Robyn Perry is one resident heavily involved in the project.
Project starts to gain momentum
The likes of long-term resident Mike James is also involved with the project. The James family owned a shop in Tabourie, which was the centre of the village.
"The shop was also the local real estate agent and where everyone went for everything," Robyn said.
Mike and Robyn are doing a lot of researching, with Robyn's research starting two years ago.
One person with a 70-year history with Tabourie has been in contact.
They have acquired lots of photos and information
"We have a lot of information already - very old information," Robyn said.
"I am the person on the ground and getting locals to feed me memories and photos."
Robyn explains her involvement
Robyn [above] has her own reason for getting involved.
She explained how a long time ago the only thing at Tabourie was a camping ground where the caravan park is now.
"Across the lake, on the sandhill side there were eight little fishing cottages," Robyn said.
"People would rent them to come on holidays and they had quite a history in themselves which will be covered in the book."
The cottages were built just before the war and Robyn has a photo that shows the names of the eight cottages. They all had Indigenous names and Illoura is now Robyn's house
"So this is where I became very interested," she said.
"Three or four of them were actually moved from their positions at the beach on logs, pulled by the old tractor that used to be out the front of Millards Cottage years ago."
They were pulled up to particular blocks of land where a subdivision in the late 1960s/70s had just been started.

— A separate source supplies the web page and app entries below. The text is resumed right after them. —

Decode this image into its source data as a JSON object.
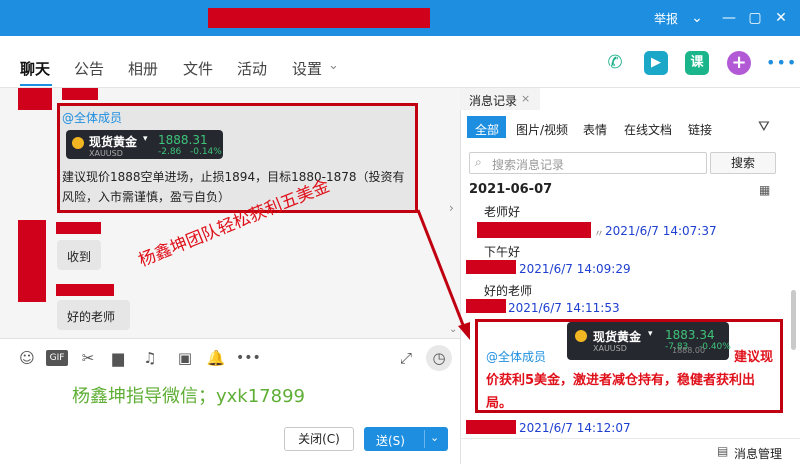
{
  "titlebar": {
    "report": "举报",
    "buttons": [
      "⌄",
      "—",
      "▢",
      "✕"
    ]
  },
  "nav": {
    "tabs": [
      "聊天",
      "公告",
      "相册",
      "文件",
      "活动",
      "设置"
    ],
    "settings_caret": "⌄"
  },
  "price_widget": {
    "name": "现货黄金",
    "code": "XAUUSD",
    "price": "1888.31",
    "change": "-2.86",
    "pct": "-0.14%"
  },
  "price_widget2": {
    "name": "现货黄金",
    "code": "XAUUSD",
    "price": "1883.34",
    "change": "-7.83",
    "pct": "-0.40%",
    "overlap": "1888.00"
  },
  "chat": {
    "msg1_mention": "@全体成员",
    "msg1_text": "建议现价1888空单进场，止损1894，目标1880-1878（投资有风险，入市需谨慎，盈亏自负）",
    "msg2": "收到",
    "msg3": "好的老师"
  },
  "overlay": {
    "team_text": "杨鑫坤团队轻松获利五美金",
    "wechat_text": "杨鑫坤指导微信；yxk17899"
  },
  "composer": {
    "close_label": "关闭(C)",
    "send_label": "送(S)"
  },
  "right_panel": {
    "tab_title": "消息记录",
    "filter_tabs": [
      "全部",
      "图片/视频",
      "表情",
      "在线文档",
      "链接"
    ],
    "search_placeholder": "搜索消息记录",
    "search_button": "搜索",
    "date_header": "2021-06-07",
    "entries": [
      {
        "text": "老师好",
        "time": "2021/6/7 14:07:37"
      },
      {
        "text": "下午好",
        "time": "2021/6/7 14:09:29"
      },
      {
        "text": "好的老师",
        "time": "2021/6/7 14:11:53"
      }
    ],
    "highlight_mention": "@全体成员",
    "highlight_text": "建议现价获利5美金，激进者减仓持有，稳健者获利出局。",
    "last_time": "2021/6/7 14:12:07",
    "manage_label": "消息管理"
  },
  "colors": {
    "accent": "#1e8fe0",
    "redaction": "#d0021b",
    "up_green": "#3ec37a",
    "down_red": "#e0101a"
  }
}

Robyn's cottage was put in Bridge Street and she has since bought the house - three years ago. She went on a quest to find out which of the names belonged to her house.
In the course of trying to find out more about her house, Robyn started talking to other locals about the village's history.
A story which will be put in the book details a case that went to the High Court when an attempt was made to renew the lease for the popular fishing cottages.
More information is welcome
Robyn is always pushing for more information.
"There are a lot of people in Tabourie that live there now, had holiday houses, started their Tabourie lives off in the camping ground or in the cottages - even back when they were babies with their parents. These people have lots and lots of memories of fun times and photos," she said.
Robyn wants the book to be full of the characters of Tabourie and capture the village's quirkiness.
"It's the stories about the characters and the funny things that happened which will give the book its flavour," she said.
The book will also include "factual history". Robyn is collecting photos from locals and has 100s of great images in her collection.
An 80-year-old made contact with Robyn and told her the story about when they used to shoot wild pigs in Tabourie.
Robyn loves being part of the project because she loves the village so much.
"Because I love Tabourie I want to know more about it and even the snippets I hear from other people make me interested," she said.
"I would love to be able to go back in time to see what it was like then."
She added today the village was full of arty musical and environmentally minded people
"It's just the best place to live," she said
Tabourie always had an appeal
It appears Tabourie was a place people always wanted to visit.
Robyn has been told a story about a "well-off" family coming to Tabourie.
"A very wealthy family from Sydney used to come down every so often and this is going back a very long way," she said.
"They used to come by boat from Sydney to Ulladulla and then a horse and cart or a carriage would take them down to Tabourie.
"The family would bring all their staff with them, their cooks, housekeepers and all that kind of thing.
"They would stay for a period of time and they would ride along the lake with the ladies sitting there in their nice dresses and the men standing up rowing."
Not too late to get involved
They have not got a set timeframe for the book's publication which gives people plenty of time to send in their stories and photos
They are also waiting to get funding for the book, via various grants, secured.
Lake Tabourie Community page or the Tabourie Lake Ratepayers and Residents Facebook pages are the best way to contact the group.